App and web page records
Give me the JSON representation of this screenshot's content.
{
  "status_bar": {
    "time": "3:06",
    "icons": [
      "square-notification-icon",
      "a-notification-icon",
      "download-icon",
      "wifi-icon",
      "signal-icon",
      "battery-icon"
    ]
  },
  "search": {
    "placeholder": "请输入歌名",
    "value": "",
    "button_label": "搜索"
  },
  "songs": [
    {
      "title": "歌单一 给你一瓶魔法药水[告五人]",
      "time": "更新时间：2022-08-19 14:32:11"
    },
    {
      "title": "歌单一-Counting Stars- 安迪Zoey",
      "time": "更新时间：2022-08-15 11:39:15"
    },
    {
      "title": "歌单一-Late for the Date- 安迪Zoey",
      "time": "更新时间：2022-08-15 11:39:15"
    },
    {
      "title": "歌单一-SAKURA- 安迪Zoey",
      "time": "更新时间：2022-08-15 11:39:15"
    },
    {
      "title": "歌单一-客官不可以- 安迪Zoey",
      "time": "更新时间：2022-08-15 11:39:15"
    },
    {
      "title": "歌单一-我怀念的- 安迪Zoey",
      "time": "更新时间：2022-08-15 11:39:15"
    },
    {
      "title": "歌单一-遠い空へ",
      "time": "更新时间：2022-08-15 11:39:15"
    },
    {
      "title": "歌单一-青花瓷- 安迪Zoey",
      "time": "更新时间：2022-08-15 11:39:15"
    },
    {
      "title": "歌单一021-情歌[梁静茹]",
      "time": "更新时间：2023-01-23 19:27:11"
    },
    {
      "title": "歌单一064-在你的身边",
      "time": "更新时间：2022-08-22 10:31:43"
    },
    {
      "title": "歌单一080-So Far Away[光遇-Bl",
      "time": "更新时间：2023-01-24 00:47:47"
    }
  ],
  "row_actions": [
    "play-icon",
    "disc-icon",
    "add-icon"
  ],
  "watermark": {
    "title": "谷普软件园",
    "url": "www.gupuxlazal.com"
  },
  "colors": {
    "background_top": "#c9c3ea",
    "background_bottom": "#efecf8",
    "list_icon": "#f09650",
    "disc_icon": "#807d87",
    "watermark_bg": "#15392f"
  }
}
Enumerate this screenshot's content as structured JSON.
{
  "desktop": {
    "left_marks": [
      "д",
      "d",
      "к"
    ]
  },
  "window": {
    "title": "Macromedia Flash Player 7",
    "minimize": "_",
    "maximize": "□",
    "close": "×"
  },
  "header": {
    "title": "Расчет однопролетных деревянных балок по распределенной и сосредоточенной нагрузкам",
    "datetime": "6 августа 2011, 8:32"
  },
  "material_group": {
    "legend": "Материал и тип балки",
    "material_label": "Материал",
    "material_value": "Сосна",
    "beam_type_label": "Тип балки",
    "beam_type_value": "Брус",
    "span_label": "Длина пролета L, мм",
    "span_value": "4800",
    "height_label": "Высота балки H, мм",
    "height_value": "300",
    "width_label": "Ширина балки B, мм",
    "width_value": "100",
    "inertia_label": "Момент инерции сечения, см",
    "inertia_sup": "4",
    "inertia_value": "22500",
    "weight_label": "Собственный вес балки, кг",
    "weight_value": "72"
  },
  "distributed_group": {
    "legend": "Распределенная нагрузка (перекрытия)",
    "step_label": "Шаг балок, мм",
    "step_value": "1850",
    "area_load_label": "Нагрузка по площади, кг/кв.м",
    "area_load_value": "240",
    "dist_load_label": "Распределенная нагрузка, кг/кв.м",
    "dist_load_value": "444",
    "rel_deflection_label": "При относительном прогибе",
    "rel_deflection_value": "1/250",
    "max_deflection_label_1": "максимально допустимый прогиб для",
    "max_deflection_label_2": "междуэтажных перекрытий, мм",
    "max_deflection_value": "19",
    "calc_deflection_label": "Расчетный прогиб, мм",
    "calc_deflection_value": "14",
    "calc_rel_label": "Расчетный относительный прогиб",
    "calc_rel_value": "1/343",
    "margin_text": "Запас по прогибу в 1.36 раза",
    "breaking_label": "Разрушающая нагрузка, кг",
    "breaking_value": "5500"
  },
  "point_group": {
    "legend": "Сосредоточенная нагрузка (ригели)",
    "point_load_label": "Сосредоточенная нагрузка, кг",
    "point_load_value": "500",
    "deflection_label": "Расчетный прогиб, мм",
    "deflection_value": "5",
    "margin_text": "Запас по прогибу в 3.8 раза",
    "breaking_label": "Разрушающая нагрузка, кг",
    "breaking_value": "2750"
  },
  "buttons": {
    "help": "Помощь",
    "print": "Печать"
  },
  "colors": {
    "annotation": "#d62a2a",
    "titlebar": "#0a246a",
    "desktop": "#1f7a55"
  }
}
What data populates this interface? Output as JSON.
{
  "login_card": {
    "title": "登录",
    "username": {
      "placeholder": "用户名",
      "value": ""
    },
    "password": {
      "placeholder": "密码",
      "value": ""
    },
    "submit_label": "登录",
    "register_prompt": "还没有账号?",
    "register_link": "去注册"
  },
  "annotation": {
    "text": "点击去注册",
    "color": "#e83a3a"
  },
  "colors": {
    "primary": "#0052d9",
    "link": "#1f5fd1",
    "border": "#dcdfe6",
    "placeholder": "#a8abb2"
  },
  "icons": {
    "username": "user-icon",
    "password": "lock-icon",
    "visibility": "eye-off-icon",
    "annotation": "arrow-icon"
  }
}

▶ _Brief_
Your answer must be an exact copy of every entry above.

▶ _Expected output_
Give me the JSON representation of this screenshot's content.
{
  "status_bar": {
    "time": "3:06",
    "icons": [
      "square-notification-icon",
      "a-notification-icon",
      "download-icon",
      "wifi-icon",
      "signal-icon",
      "battery-icon"
    ]
  },
  "search": {
    "placeholder": "请输入歌名",
    "value": "",
    "button_label": "搜索"
  },
  "songs": [
    {
      "title": "歌单一 给你一瓶魔法药水[告五人]",
      "time": "更新时间：2022-08-19 14:32:11"
    },
    {
      "title": "歌单一-Counting Stars- 安迪Zoey",
      "time": "更新时间：2022-08-15 11:39:15"
    },
    {
      "title": "歌单一-Late for the Date- 安迪Zoey",
      "time": "更新时间：2022-08-15 11:39:15"
    },
    {
      "title": "歌单一-SAKURA- 安迪Zoey",
      "time": "更新时间：2022-08-15 11:39:15"
    },
    {
      "title": "歌单一-客官不可以- 安迪Zoey",
      "time": "更新时间：2022-08-15 11:39:15"
    },
    {
      "title": "歌单一-我怀念的- 安迪Zoey",
      "time": "更新时间：2022-08-15 11:39:15"
    },
    {
      "title": "歌单一-遠い空へ",
      "time": "更新时间：2022-08-15 11:39:15"
    },
    {
      "title": "歌单一-青花瓷- 安迪Zoey",
      "time": "更新时间：2022-08-15 11:39:15"
    },
    {
      "title": "歌单一021-情歌[梁静茹]",
      "time": "更新时间：2023-01-23 19:27:11"
    },
    {
      "title": "歌单一064-在你的身边",
      "time": "更新时间：2022-08-22 10:31:43"
    },
    {
      "title": "歌单一080-So Far Away[光遇-Bl",
      "time": "更新时间：2023-01-24 00:47:47"
    }
  ],
  "row_actions": [
    "play-icon",
    "disc-icon",
    "add-icon"
  ],
  "watermark": {
    "title": "谷普软件园",
    "url": "www.gupuxlazal.com"
  },
  "colors": {
    "background_top": "#c9c3ea",
    "background_bottom": "#efecf8",
    "list_icon": "#f09650",
    "disc_icon": "#807d87",
    "watermark_bg": "#15392f"
  }
}
Enumerate this screenshot's content as structured JSON.
{
  "desktop": {
    "left_marks": [
      "д",
      "d",
      "к"
    ]
  },
  "window": {
    "title": "Macromedia Flash Player 7",
    "minimize": "_",
    "maximize": "□",
    "close": "×"
  },
  "header": {
    "title": "Расчет однопролетных деревянных балок по распределенной и сосредоточенной нагрузкам",
    "datetime": "6 августа 2011, 8:32"
  },
  "material_group": {
    "legend": "Материал и тип балки",
    "material_label": "Материал",
    "material_value": "Сосна",
    "beam_type_label": "Тип балки",
    "beam_type_value": "Брус",
    "span_label": "Длина пролета L, мм",
    "span_value": "4800",
    "height_label": "Высота балки H, мм",
    "height_value": "300",
    "width_label": "Ширина балки B, мм",
    "width_value": "100",
    "inertia_label": "Момент инерции сечения, см",
    "inertia_sup": "4",
    "inertia_value": "22500",
    "weight_label": "Собственный вес балки, кг",
    "weight_value": "72"
  },
  "distributed_group": {
    "legend": "Распределенная нагрузка (перекрытия)",
    "step_label": "Шаг балок, мм",
    "step_value": "1850",
    "area_load_label": "Нагрузка по площади, кг/кв.м",
    "area_load_value": "240",
    "dist_load_label": "Распределенная нагрузка, кг/кв.м",
    "dist_load_value": "444",
    "rel_deflection_label": "При относительном прогибе",
    "rel_deflection_value": "1/250",
    "max_deflection_label_1": "максимально допустимый прогиб для",
    "max_deflection_label_2": "междуэтажных перекрытий, мм",
    "max_deflection_value": "19",
    "calc_deflection_label": "Расчетный прогиб, мм",
    "calc_deflection_value": "14",
    "calc_rel_label": "Расчетный относительный прогиб",
    "calc_rel_value": "1/343",
    "margin_text": "Запас по прогибу в 1.36 раза",
    "breaking_label": "Разрушающая нагрузка, кг",
    "breaking_value": "5500"
  },
  "point_group": {
    "legend": "Сосредоточенная нагрузка (ригели)",
    "point_load_label": "Сосредоточенная нагрузка, кг",
    "point_load_value": "500",
    "deflection_label": "Расчетный прогиб, мм",
    "deflection_value": "5",
    "margin_text": "Запас по прогибу в 3.8 раза",
    "breaking_label": "Разрушающая нагрузка, кг",
    "breaking_value": "2750"
  },
  "buttons": {
    "help": "Помощь",
    "print": "Печать"
  },
  "colors": {
    "annotation": "#d62a2a",
    "titlebar": "#0a246a",
    "desktop": "#1f7a55"
  }
}
What data populates this interface? Output as JSON.
{
  "login_card": {
    "title": "登录",
    "username": {
      "placeholder": "用户名",
      "value": ""
    },
    "password": {
      "placeholder": "密码",
      "value": ""
    },
    "submit_label": "登录",
    "register_prompt": "还没有账号?",
    "register_link": "去注册"
  },
  "annotation": {
    "text": "点击去注册",
    "color": "#e83a3a"
  },
  "colors": {
    "primary": "#0052d9",
    "link": "#1f5fd1",
    "border": "#dcdfe6",
    "placeholder": "#a8abb2"
  },
  "icons": {
    "username": "user-icon",
    "password": "lock-icon",
    "visibility": "eye-off-icon",
    "annotation": "arrow-icon"
  }
}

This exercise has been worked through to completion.